The first and most obvious step to be taken to bring about the urgently needed remedy is to render at least permissive, if not authoritative, a reform more or less sweeping in character in the instruction given in our elementary schools to boys and girls between the ages of ten and fourteen. For this class of children the provisions of our existing educational code could not possibly be more unsatisfactory than they are, when regarded from the point of view that these children will in a few months have to work for a part at least of their own living. The crumbling edifice of apprenticeship is made to repose upon a basis of literary studies which positively unfit the young apprentice to enjoy the few benefits which that obsolete institution can still offer.

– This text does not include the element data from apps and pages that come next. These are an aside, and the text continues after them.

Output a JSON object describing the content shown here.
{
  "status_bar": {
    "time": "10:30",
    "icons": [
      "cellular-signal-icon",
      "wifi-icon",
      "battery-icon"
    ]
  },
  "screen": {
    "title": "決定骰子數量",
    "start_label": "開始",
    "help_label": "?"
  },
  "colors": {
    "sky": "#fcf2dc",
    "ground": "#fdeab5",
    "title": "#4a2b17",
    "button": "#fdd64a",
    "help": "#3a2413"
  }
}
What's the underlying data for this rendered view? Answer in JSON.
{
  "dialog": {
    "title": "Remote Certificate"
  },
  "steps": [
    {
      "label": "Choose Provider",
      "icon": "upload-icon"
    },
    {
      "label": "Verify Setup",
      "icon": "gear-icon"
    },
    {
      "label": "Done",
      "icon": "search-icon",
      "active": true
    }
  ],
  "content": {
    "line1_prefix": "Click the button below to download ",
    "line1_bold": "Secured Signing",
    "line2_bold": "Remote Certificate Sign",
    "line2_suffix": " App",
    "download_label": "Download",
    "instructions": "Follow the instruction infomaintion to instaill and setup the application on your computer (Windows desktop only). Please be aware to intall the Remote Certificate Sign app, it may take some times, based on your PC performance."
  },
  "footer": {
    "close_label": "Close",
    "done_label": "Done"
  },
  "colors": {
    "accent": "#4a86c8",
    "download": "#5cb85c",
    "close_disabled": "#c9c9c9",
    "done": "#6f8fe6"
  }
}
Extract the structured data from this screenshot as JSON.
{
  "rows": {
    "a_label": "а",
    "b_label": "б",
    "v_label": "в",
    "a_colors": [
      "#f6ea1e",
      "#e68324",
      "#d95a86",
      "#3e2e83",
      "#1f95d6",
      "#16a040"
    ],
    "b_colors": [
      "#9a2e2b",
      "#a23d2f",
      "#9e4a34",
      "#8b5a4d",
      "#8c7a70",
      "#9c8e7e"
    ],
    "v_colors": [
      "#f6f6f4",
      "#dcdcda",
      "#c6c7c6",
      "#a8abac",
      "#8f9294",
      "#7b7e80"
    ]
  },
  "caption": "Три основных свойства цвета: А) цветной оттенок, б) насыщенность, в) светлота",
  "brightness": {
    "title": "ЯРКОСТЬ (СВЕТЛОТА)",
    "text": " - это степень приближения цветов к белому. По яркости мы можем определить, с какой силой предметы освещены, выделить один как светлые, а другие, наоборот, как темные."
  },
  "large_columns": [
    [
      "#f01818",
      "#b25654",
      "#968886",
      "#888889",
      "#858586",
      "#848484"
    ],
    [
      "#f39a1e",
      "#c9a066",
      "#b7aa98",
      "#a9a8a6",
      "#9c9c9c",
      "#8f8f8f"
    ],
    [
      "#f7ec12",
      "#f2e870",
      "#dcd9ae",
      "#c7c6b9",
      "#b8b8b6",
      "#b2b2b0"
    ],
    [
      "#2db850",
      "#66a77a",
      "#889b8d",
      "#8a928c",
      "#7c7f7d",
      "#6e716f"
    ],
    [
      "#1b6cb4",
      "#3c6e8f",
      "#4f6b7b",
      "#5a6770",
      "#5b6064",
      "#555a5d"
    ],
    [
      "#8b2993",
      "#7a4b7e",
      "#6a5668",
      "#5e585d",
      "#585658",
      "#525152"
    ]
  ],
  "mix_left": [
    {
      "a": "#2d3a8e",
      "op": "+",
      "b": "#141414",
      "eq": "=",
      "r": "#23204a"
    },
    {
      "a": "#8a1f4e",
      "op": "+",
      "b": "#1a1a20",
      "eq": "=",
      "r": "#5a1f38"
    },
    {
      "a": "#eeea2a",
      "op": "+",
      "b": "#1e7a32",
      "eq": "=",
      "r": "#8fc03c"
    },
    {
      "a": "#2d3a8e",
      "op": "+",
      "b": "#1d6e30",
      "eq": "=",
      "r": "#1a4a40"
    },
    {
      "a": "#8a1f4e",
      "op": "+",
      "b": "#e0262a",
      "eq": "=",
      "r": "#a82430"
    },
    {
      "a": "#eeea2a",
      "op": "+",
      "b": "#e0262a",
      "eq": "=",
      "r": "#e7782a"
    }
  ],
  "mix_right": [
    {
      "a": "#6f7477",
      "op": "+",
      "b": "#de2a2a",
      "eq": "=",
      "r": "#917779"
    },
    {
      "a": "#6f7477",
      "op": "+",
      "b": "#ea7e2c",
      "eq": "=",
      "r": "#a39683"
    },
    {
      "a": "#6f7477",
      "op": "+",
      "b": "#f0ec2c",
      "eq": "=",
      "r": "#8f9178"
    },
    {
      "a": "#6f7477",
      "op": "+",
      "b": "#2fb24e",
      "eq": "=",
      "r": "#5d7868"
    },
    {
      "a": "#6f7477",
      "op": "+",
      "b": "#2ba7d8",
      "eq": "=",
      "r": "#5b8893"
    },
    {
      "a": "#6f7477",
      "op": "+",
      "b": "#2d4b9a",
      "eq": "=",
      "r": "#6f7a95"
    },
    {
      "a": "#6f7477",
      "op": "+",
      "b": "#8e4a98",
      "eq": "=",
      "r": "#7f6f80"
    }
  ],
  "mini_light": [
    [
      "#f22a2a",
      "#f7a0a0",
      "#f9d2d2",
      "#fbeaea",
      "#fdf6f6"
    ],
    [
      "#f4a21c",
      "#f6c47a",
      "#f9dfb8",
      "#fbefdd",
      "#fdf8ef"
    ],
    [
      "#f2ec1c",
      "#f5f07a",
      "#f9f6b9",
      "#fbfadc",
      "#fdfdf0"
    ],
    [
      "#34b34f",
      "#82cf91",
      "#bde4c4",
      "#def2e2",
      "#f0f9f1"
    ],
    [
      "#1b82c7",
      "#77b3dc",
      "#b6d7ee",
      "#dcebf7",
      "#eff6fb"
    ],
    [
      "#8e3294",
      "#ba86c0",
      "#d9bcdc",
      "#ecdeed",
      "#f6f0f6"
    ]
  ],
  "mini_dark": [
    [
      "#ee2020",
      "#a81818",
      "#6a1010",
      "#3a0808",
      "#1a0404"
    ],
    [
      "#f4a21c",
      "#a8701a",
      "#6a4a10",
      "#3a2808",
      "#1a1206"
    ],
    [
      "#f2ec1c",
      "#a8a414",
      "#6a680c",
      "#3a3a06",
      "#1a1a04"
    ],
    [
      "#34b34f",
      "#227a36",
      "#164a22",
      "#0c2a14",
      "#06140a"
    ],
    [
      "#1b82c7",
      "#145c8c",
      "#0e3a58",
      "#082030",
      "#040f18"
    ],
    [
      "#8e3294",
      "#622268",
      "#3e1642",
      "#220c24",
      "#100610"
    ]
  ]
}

The case is beset, then, with a double difficulty: that while the old system of apprenticeship is less and less able to afford a training worthy the name to the child of the artisan, the character of the education given him not only does not make up for that which apprenticeship can not now give him, but even predisposes him against the career of manual toil to which apprenticeship is the necessary and only adequate introduction. The reform needed, then, as a first step, is the substitution of certain technical and scientific studies for some of the literary studies at present prescribed. Not that these literary studies are not in themselves good—quite the reverse; only, they must be deferred till a little later in the educational course. Among the subjects that will in lieu claim prominence are drawing and the elements of the physical sciences so far as they can be illustrated by the common things of every-day life. That is the first and easiest step in reform, but it it does not probe to its depths the malady: at best it is little more than skin-deep. The distaste for work on the part of the artisan children on the one hand and the incapacity and ignorance which result from the chaotic state of apprenticeship on the other hand alike call for a more trenchant remedy. It is absolutely necessary, in the first place, that the children should enter earlier upon manual labor, that they may gain some skill with their fingers ere they pass the perilous point at which their taste or distaste for work may be acquired; and, in the second, that their education, the training of their mental capacities, should continue till a later period, when their minds are more matured and their faculties sharpened by experience. The whole question of technical education lies in the simultaneous solution of these two problems.